**WHAT YOU HAVE TO DO**:
Nothing may be added, dropped, or altered; restate the listing word for word.

**SUPPLIED INFORMATION**:
+ + + + +

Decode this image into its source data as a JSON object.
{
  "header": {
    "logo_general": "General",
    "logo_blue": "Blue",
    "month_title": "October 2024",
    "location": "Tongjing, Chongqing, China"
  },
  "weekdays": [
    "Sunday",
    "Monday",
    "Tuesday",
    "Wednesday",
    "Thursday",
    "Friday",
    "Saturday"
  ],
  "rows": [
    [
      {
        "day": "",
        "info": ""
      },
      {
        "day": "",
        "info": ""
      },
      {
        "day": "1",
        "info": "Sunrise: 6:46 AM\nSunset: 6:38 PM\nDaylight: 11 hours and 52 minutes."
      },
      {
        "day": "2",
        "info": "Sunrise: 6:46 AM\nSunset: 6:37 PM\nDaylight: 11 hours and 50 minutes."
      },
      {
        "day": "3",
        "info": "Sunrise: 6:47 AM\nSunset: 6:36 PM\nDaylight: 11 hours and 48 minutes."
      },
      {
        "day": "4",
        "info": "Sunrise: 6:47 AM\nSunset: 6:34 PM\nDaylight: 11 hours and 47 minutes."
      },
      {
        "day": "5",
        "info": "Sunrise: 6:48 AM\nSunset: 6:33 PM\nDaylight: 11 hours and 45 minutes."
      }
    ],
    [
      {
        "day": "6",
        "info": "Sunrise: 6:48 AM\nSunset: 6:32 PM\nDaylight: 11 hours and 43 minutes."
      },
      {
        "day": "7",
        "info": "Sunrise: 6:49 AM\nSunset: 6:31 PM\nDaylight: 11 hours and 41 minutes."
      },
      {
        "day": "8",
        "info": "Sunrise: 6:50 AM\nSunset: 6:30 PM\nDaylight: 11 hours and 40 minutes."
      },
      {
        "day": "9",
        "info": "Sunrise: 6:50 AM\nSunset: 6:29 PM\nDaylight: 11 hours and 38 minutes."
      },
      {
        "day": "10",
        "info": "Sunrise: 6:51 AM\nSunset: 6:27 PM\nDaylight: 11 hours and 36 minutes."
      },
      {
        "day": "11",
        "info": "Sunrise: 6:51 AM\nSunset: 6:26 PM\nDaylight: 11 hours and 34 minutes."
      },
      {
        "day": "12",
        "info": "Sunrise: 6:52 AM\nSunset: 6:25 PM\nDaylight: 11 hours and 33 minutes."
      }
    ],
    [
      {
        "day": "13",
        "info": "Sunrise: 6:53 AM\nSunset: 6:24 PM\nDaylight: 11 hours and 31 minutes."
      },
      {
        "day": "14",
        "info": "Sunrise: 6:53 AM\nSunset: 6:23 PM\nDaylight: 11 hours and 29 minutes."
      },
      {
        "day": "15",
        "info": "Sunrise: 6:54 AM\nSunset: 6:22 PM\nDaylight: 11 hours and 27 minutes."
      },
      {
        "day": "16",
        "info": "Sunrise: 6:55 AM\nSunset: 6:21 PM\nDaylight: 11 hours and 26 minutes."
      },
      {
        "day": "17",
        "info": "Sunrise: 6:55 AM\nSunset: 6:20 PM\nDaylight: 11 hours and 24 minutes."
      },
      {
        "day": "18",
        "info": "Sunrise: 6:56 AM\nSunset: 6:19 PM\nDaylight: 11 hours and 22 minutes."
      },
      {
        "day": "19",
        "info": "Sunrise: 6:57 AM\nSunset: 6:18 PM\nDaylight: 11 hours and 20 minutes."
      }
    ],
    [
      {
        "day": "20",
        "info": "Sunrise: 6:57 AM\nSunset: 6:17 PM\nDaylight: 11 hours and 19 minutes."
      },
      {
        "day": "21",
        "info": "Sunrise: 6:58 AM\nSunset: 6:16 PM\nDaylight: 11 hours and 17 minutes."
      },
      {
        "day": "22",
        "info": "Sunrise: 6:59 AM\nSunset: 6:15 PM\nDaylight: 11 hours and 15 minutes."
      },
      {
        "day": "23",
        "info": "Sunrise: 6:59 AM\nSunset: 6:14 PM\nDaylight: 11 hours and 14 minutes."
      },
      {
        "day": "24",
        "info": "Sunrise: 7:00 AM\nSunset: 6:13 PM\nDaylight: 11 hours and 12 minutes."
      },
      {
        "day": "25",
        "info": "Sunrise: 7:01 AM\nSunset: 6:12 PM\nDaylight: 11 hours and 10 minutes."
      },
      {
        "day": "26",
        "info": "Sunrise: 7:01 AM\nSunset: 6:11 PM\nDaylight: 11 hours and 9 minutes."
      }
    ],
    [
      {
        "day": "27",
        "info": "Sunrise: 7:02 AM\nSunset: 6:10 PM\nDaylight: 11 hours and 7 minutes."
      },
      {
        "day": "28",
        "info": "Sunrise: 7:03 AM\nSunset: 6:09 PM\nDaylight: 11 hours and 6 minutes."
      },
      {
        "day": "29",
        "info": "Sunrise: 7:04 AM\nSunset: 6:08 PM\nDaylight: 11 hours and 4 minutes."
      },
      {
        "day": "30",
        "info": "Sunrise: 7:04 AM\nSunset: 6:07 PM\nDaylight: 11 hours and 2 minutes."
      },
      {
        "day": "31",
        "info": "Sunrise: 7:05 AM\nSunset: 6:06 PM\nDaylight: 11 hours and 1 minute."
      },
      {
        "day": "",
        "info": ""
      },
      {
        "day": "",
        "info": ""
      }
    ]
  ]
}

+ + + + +

**EXERCISE ANSWER**:
Decode this image into its source data as a JSON object.
{
  "header": {
    "logo_general": "General",
    "logo_blue": "Blue",
    "month_title": "October 2024",
    "location": "Tongjing, Chongqing, China"
  },
  "weekdays": [
    "Sunday",
    "Monday",
    "Tuesday",
    "Wednesday",
    "Thursday",
    "Friday",
    "Saturday"
  ],
  "rows": [
    [
      {
        "day": "",
        "info": ""
      },
      {
        "day": "",
        "info": ""
      },
      {
        "day": "1",
        "info": "Sunrise: 6:46 AM\nSunset: 6:38 PM\nDaylight: 11 hours and 52 minutes."
      },
      {
        "day": "2",
        "info": "Sunrise: 6:46 AM\nSunset: 6:37 PM\nDaylight: 11 hours and 50 minutes."
      },
      {
        "day": "3",
        "info": "Sunrise: 6:47 AM\nSunset: 6:36 PM\nDaylight: 11 hours and 48 minutes."
      },
      {
        "day": "4",
        "info": "Sunrise: 6:47 AM\nSunset: 6:34 PM\nDaylight: 11 hours and 47 minutes."
      },
      {
        "day": "5",
        "info": "Sunrise: 6:48 AM\nSunset: 6:33 PM\nDaylight: 11 hours and 45 minutes."
      }
    ],
    [
      {
        "day": "6",
        "info": "Sunrise: 6:48 AM\nSunset: 6:32 PM\nDaylight: 11 hours and 43 minutes."
      },
      {
        "day": "7",
        "info": "Sunrise: 6:49 AM\nSunset: 6:31 PM\nDaylight: 11 hours and 41 minutes."
      },
      {
        "day": "8",
        "info": "Sunrise: 6:50 AM\nSunset: 6:30 PM\nDaylight: 11 hours and 40 minutes."
      },
      {
        "day": "9",
        "info": "Sunrise: 6:50 AM\nSunset: 6:29 PM\nDaylight: 11 hours and 38 minutes."
      },
      {
        "day": "10",
        "info": "Sunrise: 6:51 AM\nSunset: 6:27 PM\nDaylight: 11 hours and 36 minutes."
      },
      {
        "day": "11",
        "info": "Sunrise: 6:51 AM\nSunset: 6:26 PM\nDaylight: 11 hours and 34 minutes."
      },
      {
        "day": "12",
        "info": "Sunrise: 6:52 AM\nSunset: 6:25 PM\nDaylight: 11 hours and 33 minutes."
      }
    ],
    [
      {
        "day": "13",
        "info": "Sunrise: 6:53 AM\nSunset: 6:24 PM\nDaylight: 11 hours and 31 minutes."
      },
      {
        "day": "14",
        "info": "Sunrise: 6:53 AM\nSunset: 6:23 PM\nDaylight: 11 hours and 29 minutes."
      },
      {
        "day": "15",
        "info": "Sunrise: 6:54 AM\nSunset: 6:22 PM\nDaylight: 11 hours and 27 minutes."
      },
      {
        "day": "16",
        "info": "Sunrise: 6:55 AM\nSunset: 6:21 PM\nDaylight: 11 hours and 26 minutes."
      },
      {
        "day": "17",
        "info": "Sunrise: 6:55 AM\nSunset: 6:20 PM\nDaylight: 11 hours and 24 minutes."
      },
      {
        "day": "18",
        "info": "Sunrise: 6:56 AM\nSunset: 6:19 PM\nDaylight: 11 hours and 22 minutes."
      },
      {
        "day": "19",
        "info": "Sunrise: 6:57 AM\nSunset: 6:18 PM\nDaylight: 11 hours and 20 minutes."
      }
    ],
    [
      {
        "day": "20",
        "info": "Sunrise: 6:57 AM\nSunset: 6:17 PM\nDaylight: 11 hours and 19 minutes."
      },
      {
        "day": "21",
        "info": "Sunrise: 6:58 AM\nSunset: 6:16 PM\nDaylight: 11 hours and 17 minutes."
      },
      {
        "day": "22",
        "info": "Sunrise: 6:59 AM\nSunset: 6:15 PM\nDaylight: 11 hours and 15 minutes."
      },
      {
        "day": "23",
        "info": "Sunrise: 6:59 AM\nSunset: 6:14 PM\nDaylight: 11 hours and 14 minutes."
      },
      {
        "day": "24",
        "info": "Sunrise: 7:00 AM\nSunset: 6:13 PM\nDaylight: 11 hours and 12 minutes."
      },
      {
        "day": "25",
        "info": "Sunrise: 7:01 AM\nSunset: 6:12 PM\nDaylight: 11 hours and 10 minutes."
      },
      {
        "day": "26",
        "info": "Sunrise: 7:01 AM\nSunset: 6:11 PM\nDaylight: 11 hours and 9 minutes."
      }
    ],
    [
      {
        "day": "27",
        "info": "Sunrise: 7:02 AM\nSunset: 6:10 PM\nDaylight: 11 hours and 7 minutes."
      },
      {
        "day": "28",
        "info": "Sunrise: 7:03 AM\nSunset: 6:09 PM\nDaylight: 11 hours and 6 minutes."
      },
      {
        "day": "29",
        "info": "Sunrise: 7:04 AM\nSunset: 6:08 PM\nDaylight: 11 hours and 4 minutes."
      },
      {
        "day": "30",
        "info": "Sunrise: 7:04 AM\nSunset: 6:07 PM\nDaylight: 11 hours and 2 minutes."
      },
      {
        "day": "31",
        "info": "Sunrise: 7:05 AM\nSunset: 6:06 PM\nDaylight: 11 hours and 1 minute."
      },
      {
        "day": "",
        "info": ""
      },
      {
        "day": "",
        "info": ""
      }
    ]
  ]
}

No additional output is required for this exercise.